**Brief**
For the data that follows, give the number of lines in which "this" appears. Add nothing to it.

══ Provided material

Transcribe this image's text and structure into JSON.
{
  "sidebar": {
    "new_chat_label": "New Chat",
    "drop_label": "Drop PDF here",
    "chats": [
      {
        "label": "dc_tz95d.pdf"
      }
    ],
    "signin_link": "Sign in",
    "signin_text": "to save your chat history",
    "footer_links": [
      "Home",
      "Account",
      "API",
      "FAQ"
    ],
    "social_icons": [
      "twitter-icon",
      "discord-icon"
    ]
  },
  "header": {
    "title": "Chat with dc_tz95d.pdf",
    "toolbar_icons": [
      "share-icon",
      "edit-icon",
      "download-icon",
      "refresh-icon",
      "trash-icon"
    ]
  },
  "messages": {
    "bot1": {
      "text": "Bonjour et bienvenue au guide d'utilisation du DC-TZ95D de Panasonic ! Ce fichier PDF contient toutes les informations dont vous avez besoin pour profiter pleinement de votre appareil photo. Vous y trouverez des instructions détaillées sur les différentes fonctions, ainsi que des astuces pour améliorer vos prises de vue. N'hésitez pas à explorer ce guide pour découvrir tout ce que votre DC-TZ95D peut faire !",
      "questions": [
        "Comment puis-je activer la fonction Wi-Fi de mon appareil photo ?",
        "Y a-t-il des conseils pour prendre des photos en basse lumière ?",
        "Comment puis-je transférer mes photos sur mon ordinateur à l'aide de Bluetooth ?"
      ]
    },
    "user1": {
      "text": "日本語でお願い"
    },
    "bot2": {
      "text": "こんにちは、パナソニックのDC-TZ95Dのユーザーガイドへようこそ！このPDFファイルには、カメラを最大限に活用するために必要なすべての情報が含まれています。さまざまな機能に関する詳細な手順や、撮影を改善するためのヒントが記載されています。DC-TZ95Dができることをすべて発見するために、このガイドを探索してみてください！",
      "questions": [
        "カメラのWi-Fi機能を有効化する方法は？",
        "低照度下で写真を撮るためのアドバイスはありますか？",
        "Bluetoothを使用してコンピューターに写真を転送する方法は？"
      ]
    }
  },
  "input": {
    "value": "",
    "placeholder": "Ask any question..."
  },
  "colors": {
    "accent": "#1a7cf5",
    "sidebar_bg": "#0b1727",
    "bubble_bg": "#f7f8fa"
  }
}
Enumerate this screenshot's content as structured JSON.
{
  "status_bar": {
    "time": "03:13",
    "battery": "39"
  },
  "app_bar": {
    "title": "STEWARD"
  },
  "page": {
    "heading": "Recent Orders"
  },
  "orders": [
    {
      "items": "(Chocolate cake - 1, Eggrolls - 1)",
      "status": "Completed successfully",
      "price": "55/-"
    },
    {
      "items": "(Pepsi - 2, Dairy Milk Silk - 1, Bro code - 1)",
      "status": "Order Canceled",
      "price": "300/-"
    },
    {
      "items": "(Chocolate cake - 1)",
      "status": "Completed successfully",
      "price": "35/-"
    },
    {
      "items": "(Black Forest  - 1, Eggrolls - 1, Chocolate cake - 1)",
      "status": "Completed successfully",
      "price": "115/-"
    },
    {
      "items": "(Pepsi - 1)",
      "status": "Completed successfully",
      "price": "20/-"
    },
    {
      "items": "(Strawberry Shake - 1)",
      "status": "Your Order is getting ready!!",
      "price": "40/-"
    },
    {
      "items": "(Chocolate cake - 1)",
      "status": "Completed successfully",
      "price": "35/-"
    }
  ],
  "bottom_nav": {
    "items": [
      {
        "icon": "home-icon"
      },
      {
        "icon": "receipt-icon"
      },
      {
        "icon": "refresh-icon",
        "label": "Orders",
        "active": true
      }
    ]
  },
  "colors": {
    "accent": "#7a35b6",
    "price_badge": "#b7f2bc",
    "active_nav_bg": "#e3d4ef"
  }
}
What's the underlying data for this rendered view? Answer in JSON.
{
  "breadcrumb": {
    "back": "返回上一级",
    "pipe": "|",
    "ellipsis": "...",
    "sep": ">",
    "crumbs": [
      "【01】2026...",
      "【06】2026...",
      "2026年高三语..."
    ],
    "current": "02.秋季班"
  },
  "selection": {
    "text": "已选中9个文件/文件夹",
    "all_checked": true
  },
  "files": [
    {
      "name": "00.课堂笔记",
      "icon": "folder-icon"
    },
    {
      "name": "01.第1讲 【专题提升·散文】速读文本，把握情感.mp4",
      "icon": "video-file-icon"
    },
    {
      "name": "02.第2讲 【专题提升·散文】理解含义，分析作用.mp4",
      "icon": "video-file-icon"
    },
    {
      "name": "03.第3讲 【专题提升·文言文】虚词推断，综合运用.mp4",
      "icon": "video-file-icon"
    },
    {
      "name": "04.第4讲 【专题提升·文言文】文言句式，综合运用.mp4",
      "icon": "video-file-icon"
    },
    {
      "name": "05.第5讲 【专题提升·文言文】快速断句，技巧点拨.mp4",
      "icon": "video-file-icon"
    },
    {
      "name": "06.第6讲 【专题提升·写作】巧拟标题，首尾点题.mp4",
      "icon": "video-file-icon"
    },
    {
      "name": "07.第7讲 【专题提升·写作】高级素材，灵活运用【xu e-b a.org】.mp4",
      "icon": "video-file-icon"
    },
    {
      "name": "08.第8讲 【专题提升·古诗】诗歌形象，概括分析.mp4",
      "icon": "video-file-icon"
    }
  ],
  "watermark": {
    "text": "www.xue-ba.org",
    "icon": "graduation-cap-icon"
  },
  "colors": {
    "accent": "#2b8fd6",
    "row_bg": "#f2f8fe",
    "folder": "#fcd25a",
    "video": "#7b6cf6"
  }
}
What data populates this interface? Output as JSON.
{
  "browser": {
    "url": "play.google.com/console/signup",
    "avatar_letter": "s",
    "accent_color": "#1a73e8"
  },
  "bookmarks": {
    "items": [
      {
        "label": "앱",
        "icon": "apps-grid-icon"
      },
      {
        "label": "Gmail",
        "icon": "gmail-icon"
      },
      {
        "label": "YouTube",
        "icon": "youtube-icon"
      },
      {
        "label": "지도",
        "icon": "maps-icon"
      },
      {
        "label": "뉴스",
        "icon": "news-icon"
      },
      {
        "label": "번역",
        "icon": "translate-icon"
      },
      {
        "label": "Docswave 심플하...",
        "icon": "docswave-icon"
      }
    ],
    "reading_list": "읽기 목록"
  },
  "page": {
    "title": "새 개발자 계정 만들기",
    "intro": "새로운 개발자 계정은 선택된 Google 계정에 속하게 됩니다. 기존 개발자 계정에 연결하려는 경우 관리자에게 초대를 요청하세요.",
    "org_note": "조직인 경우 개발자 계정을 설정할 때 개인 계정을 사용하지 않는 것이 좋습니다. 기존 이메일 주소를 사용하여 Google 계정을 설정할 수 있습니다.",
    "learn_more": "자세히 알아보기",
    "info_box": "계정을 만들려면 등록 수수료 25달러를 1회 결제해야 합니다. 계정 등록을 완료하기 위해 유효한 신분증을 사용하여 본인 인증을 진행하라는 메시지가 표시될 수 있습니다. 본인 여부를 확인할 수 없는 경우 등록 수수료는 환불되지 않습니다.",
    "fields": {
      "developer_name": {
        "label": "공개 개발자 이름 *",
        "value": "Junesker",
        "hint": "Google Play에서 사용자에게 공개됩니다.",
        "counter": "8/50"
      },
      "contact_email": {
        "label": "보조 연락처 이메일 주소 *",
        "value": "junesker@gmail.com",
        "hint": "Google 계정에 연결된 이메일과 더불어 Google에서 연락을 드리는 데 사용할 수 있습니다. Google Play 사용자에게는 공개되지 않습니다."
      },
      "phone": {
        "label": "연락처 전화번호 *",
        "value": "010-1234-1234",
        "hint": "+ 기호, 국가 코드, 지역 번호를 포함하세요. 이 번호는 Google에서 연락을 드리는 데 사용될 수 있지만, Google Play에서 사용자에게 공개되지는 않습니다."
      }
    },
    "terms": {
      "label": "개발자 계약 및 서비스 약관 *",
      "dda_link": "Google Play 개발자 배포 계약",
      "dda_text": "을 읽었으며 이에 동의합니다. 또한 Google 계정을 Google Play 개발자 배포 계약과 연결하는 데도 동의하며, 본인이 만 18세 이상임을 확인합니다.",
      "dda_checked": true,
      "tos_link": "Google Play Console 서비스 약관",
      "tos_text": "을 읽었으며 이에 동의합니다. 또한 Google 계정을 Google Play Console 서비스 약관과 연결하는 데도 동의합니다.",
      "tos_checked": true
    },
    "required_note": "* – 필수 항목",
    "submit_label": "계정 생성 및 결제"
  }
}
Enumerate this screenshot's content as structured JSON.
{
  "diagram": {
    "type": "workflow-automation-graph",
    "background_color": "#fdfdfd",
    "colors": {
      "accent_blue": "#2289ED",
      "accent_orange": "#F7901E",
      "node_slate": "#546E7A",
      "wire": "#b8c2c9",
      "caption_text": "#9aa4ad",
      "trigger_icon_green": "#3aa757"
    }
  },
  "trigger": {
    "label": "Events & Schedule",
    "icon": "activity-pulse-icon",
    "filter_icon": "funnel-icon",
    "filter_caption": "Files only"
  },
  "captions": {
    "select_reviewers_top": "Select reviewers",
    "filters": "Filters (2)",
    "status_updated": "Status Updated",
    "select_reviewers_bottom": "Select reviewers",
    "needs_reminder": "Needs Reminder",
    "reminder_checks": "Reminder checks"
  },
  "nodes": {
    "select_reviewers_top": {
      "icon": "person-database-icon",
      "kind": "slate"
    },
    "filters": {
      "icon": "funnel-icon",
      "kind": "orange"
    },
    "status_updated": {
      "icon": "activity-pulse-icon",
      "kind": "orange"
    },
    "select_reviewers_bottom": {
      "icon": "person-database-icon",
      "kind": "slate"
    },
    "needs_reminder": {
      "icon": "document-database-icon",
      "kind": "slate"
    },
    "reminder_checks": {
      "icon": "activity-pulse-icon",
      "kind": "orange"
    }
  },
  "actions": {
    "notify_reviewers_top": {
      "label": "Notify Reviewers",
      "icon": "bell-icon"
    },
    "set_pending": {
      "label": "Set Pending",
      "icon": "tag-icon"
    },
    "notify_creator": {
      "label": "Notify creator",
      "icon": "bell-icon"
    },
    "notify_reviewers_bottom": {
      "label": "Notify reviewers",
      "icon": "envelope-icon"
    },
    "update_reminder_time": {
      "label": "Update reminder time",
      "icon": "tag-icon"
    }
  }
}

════

**Completed exercise**
5